5 negative effects of consuming diet soda

Discover the unsettling truth about the diet soda you rely on for health reasons—it’s merely a trend in popular culture. Learn about the various ways diet soda can negatively impact your body.

5 negative effects of consuming diet soda

There’s a reassuring feeling in indulging in a diet soda, believing it won’t have the same harmful effects as its sugary counterpart. However, the reality is quite different.

The diet soda trend has taken hold of popular culture, offering a seemingly guilt-free alternative to traditional soft drinks. With its ability to save you from around 140 calories found in sugary beverages, it’s no wonder it’s become so popular.

Yet, beneath this facade of safety lies a more troubling truth. While you may be avoiding some extra calories and potential weight gain, you’re unwittingly inviting other health problems. Extensive research on diet sodas has revealed unsettling findings about their effects on the body.

5 harmful consequences of diet soda

Consuming diet soda has been linked to various health risks, including:

Increased risk of type 2 diabetes:

Research conducted at the University of Minnesota suggests that drinking diet soda is associated with a 36 percent higher risk of developing metabolic syndrome and diabetes.

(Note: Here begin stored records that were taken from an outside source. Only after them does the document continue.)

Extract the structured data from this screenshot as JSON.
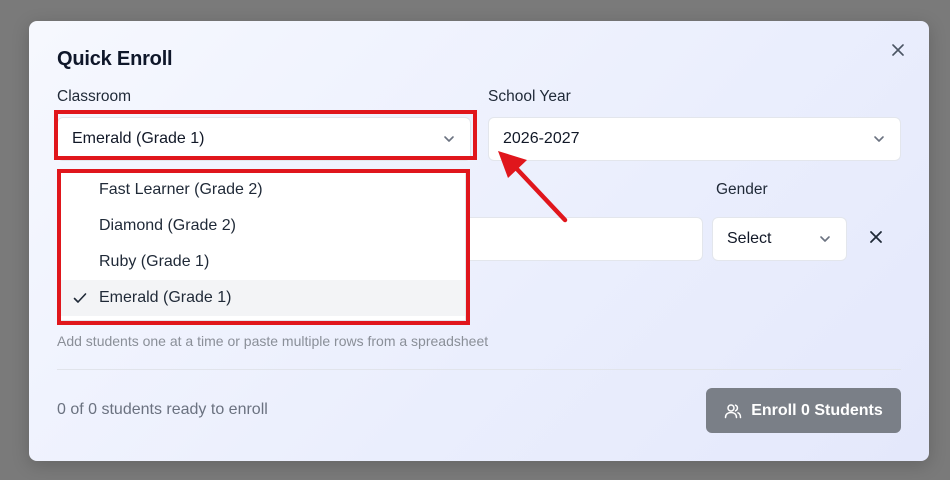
{
  "modal": {
    "title": "Quick Enroll",
    "close_icon": "close-icon"
  },
  "classroom": {
    "label": "Classroom",
    "value": "Emerald (Grade 1)",
    "options": [
      {
        "label": "Fast Learner (Grade 2)",
        "selected": false
      },
      {
        "label": "Diamond (Grade 2)",
        "selected": false
      },
      {
        "label": "Ruby (Grade 1)",
        "selected": false
      },
      {
        "label": "Emerald (Grade 1)",
        "selected": true
      }
    ]
  },
  "school_year": {
    "label": "School Year",
    "value": "2026-2027"
  },
  "student_row": {
    "gender_label": "Gender",
    "gender_value": "Select"
  },
  "hint": "Add students one at a time or paste multiple rows from a spreadsheet",
  "footer": {
    "status": "0 of 0 students ready to enroll",
    "enroll_button": "Enroll 0 Students"
  },
  "colors": {
    "highlight": "#e0161c",
    "button": "#7a7f87"
  }
}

Metabolic syndrome encompasses issues like high blood pressure, elevated glucose levels, raised cholesterol, and increased waist size, all of which elevate the risk of heart disease, stroke, and diabetes.

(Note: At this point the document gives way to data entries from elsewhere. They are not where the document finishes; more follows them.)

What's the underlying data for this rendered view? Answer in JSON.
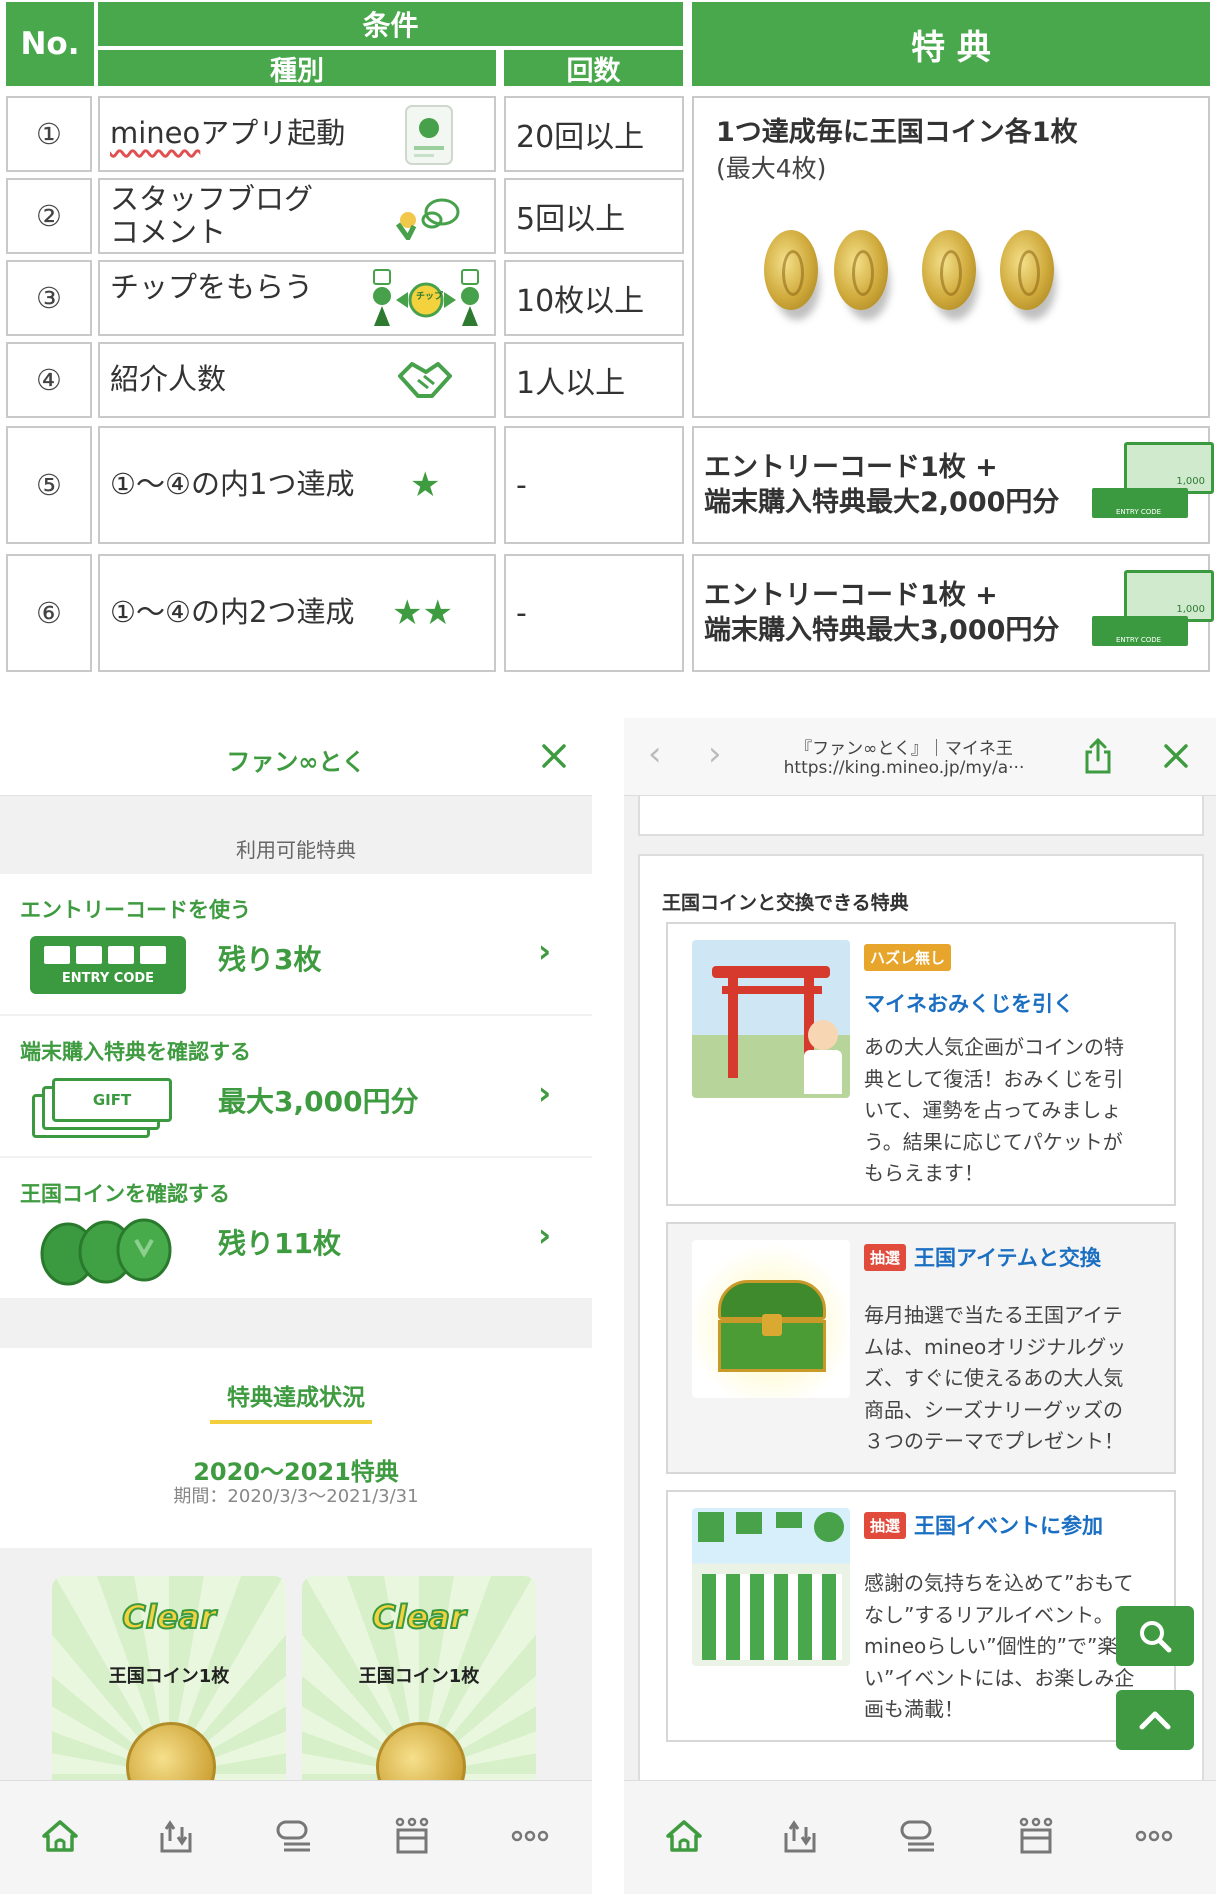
{
  "table": {
    "header_no": "No.",
    "header_condition": "条件",
    "header_type": "種別",
    "header_count": "回数",
    "header_benefit": "特 典",
    "rows": [
      {
        "no": "①",
        "type_brand": "mineo",
        "type_rest": "アプリ起動",
        "count": "20回以上"
      },
      {
        "no": "②",
        "type_line1": "スタッフブログ",
        "type_line2": "コメント",
        "count": "5回以上"
      },
      {
        "no": "③",
        "type": "チップをもらう",
        "count": "10枚以上",
        "chip_label": "チップ"
      },
      {
        "no": "④",
        "type": "紹介人数",
        "count": "1人以上"
      },
      {
        "no": "⑤",
        "type": "①〜④の内1つ達成",
        "count": "-",
        "stars": "★"
      },
      {
        "no": "⑥",
        "type": "①〜④の内2つ達成",
        "count": "-",
        "stars": "★★"
      }
    ],
    "coin_benefit_title": "1つ達成毎に王国コイン各1枚",
    "coin_benefit_sub": "(最大4枚)",
    "entry5_line1": "エントリーコード1枚 +",
    "entry5_line2": "端末購入特典最大2,000円分",
    "entry6_line1": "エントリーコード1枚 +",
    "entry6_line2": "端末購入特典最大3,000円分",
    "ticket_value": "1,000",
    "ticket_code": "ENTRY CODE"
  },
  "left": {
    "title": "ファン∞とく",
    "section_available": "利用可能特典",
    "rows": [
      {
        "label": "エントリーコードを使う",
        "value": "残り3枚",
        "icon_text": "ENTRY CODE"
      },
      {
        "label": "端末購入特典を確認する",
        "value": "最大3,000円分",
        "icon_text": "GIFT"
      },
      {
        "label": "王国コインを確認する",
        "value": "残り11枚"
      }
    ],
    "status_title": "特典達成状況",
    "period_title": "2020〜2021特典",
    "period_text": "期間：2020/3/3〜2021/3/31",
    "clear_cards": [
      {
        "clear": "Clear",
        "reward": "王国コイン1枚"
      },
      {
        "clear": "Clear",
        "reward": "王国コイン1枚"
      }
    ]
  },
  "right": {
    "browser_title": "『ファン∞とく』｜マイネ王",
    "browser_url": "https://king.mineo.jp/my/a···",
    "section_title": "王国コインと交換できる特典",
    "cards": [
      {
        "badge": "ハズレ無し",
        "title": "マイネおみくじを引く",
        "desc": [
          "あの大人気企画がコインの特",
          "典として復活！おみくじを引",
          "いて、運勢を占ってみましょ",
          "う。結果に応じてパケットが",
          "もらえます！"
        ]
      },
      {
        "badge": "抽選",
        "title": "王国アイテムと交換",
        "desc": [
          "毎月抽選で当たる王国アイテ",
          "ムは、mineoオリジナルグッ",
          "ズ、すぐに使えるあの大人気",
          "商品、シーズナリーグッズの",
          "３つのテーマでプレゼント！"
        ]
      },
      {
        "badge": "抽選",
        "title": "王国イベントに参加",
        "desc": [
          "感謝の気持ちを込めて”おもて",
          "なし”するリアルイベント。",
          "mineoらしい”個性的”で”楽し",
          "い”イベントには、お楽しみ企",
          "画も満載！"
        ]
      }
    ]
  },
  "colors": {
    "green": "#4aa84c",
    "text_green": "#3e9b40",
    "link_blue": "#1b6fc2",
    "badge_orange": "#e7a52b",
    "badge_red": "#e04b3c"
  }
}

Association with depression:

According to a study presented at the American Academy of Neurology, individuals who consume more than four cans of soda per day, whether diet or regular, are 30 percent more likely to experience depression over a 10-year period. However, the risk appears to be higher for those consuming diet sodas.

Confusion in the body:

The intense flavor of artificially sweetened sodas can desensitize taste buds to natural sweetness found in fruits, leading to a preference for sweeter foods. Additionally, these artificial sweeteners can trigger insulin production, promoting fat storage and weight gain.

Detrimental effects on bone health:

Studies conducted at Tufts University and published in the American Journal of Clinical Nutrition have found that both regular and diet sodas can lower bone mineral density in women, increasing the risk of osteoporosis, especially in women over 60.

Linked with headaches:

Aspartame, an artificial sweetener present in many diet sodas, has been associated with triggering headaches in some individuals, according to studies and anecdotal evidence.

In summary, even consuming just one diet soda per day can significantly increase the risk of stroke. Therefore, it’s advisable to reduce or eliminate consumption of diet soda and opt for water as a healthier alternative to quench thirst.